The cornerstone for CPSP is our CPSP Covenant. Not only did we read it aloud together, led by Francine Angel, CPSP President but acted it out within our collective time as well as our small groups. I experienced grounding reminders from those who are new to the professional caring for others as well as the wisdom of those more experienced. I found both qualities gifts as we remain, “….curious, teachable, compassionate, engaged…” [taken from the seminar papers].

One of our highlights was our guest presenter: Dr. Dale T. Irvin who is President and Professor of World Christianity at New York Theological Seminary. Dr. Irvin took us on a an in depth study of how the term chaplain came to be what we know it to mean now in our work, as well as theological reflections tying these themes together. Dr. Irvin was an engaging presenter and not only did I appreciate his presentation but heard much delightful feedback from many who participated in the NCTS. If I speak for those I heard and know, we all enjoyed and were educated by his presentation.


Of course, we had our small group presentations in the mornings. This was a working environment supported by our covenant process. Trust, vulnerability, sharing, learning, co-pastoral care-- all were apparent in my group; I assume others experienced a similar dynamic within their group. Tears, joy, profound care, new collegial friendships, re-covenanting, commitment, relief, restoration, precious discovery, unburdening, coming along side, sharing, learning--all were only a part of what I heard was experienced by the participants. Speaking for myself, and I hope for so many others, I also experienced gratitude for being in CPSP’s environment which reminds us to stay in relationship with one another.

Before departing this event we were addressed by Raymond Lawrence, CPSP General Secretary. He challenged us to be aware that our profession is one that begs us to continue the process of growing self-awareness that comes from not only support but challenge as is provided by context such as NYTS. This is one of the vital ways we refresh ourselves. May we always bring that refreshment for one another as CPSP members.

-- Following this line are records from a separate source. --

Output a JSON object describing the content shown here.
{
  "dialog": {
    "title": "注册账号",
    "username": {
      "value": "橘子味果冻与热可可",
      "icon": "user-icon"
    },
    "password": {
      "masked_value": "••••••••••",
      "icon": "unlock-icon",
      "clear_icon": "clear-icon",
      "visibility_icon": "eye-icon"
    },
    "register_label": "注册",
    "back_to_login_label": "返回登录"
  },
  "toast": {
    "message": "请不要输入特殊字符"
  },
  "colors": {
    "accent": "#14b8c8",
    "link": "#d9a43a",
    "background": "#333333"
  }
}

I offer this with the sense of the CPSP community that has been gifted to me. Peace to every one of you and I look forward to our next gathering.
Sharon Hindle,LC, BCC
Robertwood Johnson University Hospital
New Brunswick, NJ
Oncology and Palliative Chaplain

Posted by Perry Miller, Editor at 10:52 PM